  • A small shower
  • A utility sink and counter (for folding and stuff)
I'm so excited for it that I can hardly contain myself. I just wish we had the money at once instead of having to buy things a little at a time. 

We started building right before that polar vortex hit us. We laid out the blocks just to see what it would be like. It's going to be about 8'x12' and in the picture below, it's only 8'x8'. We were just checking to see how big it would be and we had started to level the ground.

Leveling the ground with a shovel turned out to be a lot of work so we bought a tractor. His name is Trusty ('cause he's a tractor and he's rusty... Get it?!) and he came with a back blade and a 3-point platform and a disc. It can handle a bucket but we don't have one yet:)

That back blade helped us to level the ground in about 5 minutes! It was awesome. He's already pulling his weight around here and we are so excited.

Two Saturdays ago, we got the floor framed up.

And we were able to put the floor down and raise two walls on Saturday last! Right now we have an awesome tarp/plywood/2'x4' improvised roof to keep it all dry, and we are hoping to get some more done soon. I'll keep updating as it goes!

To Vet or Not to Vet?

As a homesteader you always try to do things yourself. You save money by doing this, and you also become more self reliant. So what happens if you have an animal that is sick or hurt? Do you take him to the vet? or do you try to resolve the issues on your own? How hard should you try for your animals? How much effort and money should you spend on your animals?
Hunter has his Cone of Shame on and is drowsing on the way home from the vet.

Those are hard questions to ask, and I do not ask them lightly. This week has been a struggle with me and our animals. On Thursday I came home from buying dog food and went to feed the dogs, only to find Hunter covered in blood. Last night as I was feeding and checking on the bunnies, I noticed that Flo wasn't doing very well.

At first I thought Hunter had been attacked. There was a lot of blood. I called Chris and asked what I should do and we decided to take him to the vet. Turns out he's just a big goofy dog that gets his ears caught on things. Almost $100 later, I felt like we could have taken care of him better ourselves.

Chris and I went online to try to figure out what was wrong with Flo, but everything we read said they would have to do expensive diagnostic tests to figure out what was wrong. She was covered in urine and here stools were too soft. She hadn't eaten or had anything to drink. We couldn't see spending thousands of dollars on a vet visit, so we did our best to take care of her here. She didn't make it through the night and I wonder if we should have done something differently.
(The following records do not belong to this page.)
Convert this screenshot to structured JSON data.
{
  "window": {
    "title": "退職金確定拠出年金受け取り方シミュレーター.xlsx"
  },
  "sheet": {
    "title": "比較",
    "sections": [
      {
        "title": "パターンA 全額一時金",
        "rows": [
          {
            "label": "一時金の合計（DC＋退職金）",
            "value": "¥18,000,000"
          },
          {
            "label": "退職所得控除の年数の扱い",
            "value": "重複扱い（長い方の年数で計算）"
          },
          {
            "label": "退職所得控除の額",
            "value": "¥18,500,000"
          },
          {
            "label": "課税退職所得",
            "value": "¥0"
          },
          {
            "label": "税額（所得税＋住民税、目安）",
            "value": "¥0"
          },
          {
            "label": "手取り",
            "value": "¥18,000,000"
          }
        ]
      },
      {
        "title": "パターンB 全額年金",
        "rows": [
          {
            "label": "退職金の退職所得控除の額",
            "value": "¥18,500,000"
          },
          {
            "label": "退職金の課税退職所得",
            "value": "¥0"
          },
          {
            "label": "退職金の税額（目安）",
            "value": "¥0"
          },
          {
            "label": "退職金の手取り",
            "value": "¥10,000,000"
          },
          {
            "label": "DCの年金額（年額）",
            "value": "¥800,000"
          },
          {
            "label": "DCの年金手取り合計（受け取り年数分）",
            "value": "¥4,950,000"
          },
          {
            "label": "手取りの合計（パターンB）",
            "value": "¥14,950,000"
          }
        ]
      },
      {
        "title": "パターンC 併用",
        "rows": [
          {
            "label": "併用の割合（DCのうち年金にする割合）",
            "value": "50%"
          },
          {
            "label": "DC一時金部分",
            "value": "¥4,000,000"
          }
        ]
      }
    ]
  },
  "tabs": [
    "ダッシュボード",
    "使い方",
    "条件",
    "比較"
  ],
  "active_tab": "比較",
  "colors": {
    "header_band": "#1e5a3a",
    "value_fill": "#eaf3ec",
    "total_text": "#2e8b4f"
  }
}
I think that it definitely comes down to why you are considering a visit to the veterinarian, but I am sure this is one question that I will never quite know the answer to.

Saturday, March 1, 2014

The Sun Study Catch Up!

Hello Folks!

I'm sorry it's taken me so long to post these. I finally got the camera, the intervals, and the editing software figured out. Here is the sun in my garden from February 14th to February 28th. At least it's a good sampling of the sun during that time! The videos are about 6 or 7 seconds long, and I think that I will be trying to post a whole month overview instead of daily videos... Let me know what you think!

As far as how the sun affects me personally, I would like to share some facts that I learned about Vitamin D. 

Vitamin D is produced by the body in sunlight.
Vitamin D is not really a vitamin, it's a hormone!
Vitamin D is found in three different forms in the body; D1, D2, and D3.
According to WebMD, 40% - 70% of Americans suffer from a Vitamin D deficiency.

I want to know more. Like what exactly are the symptoms of a Vitamin D deficiency? How much should you be getting? How do you get enough Vitamin D? 

I'm sure the answers wont be too hard to find, but I'll have to do the research later. I have dishes to do!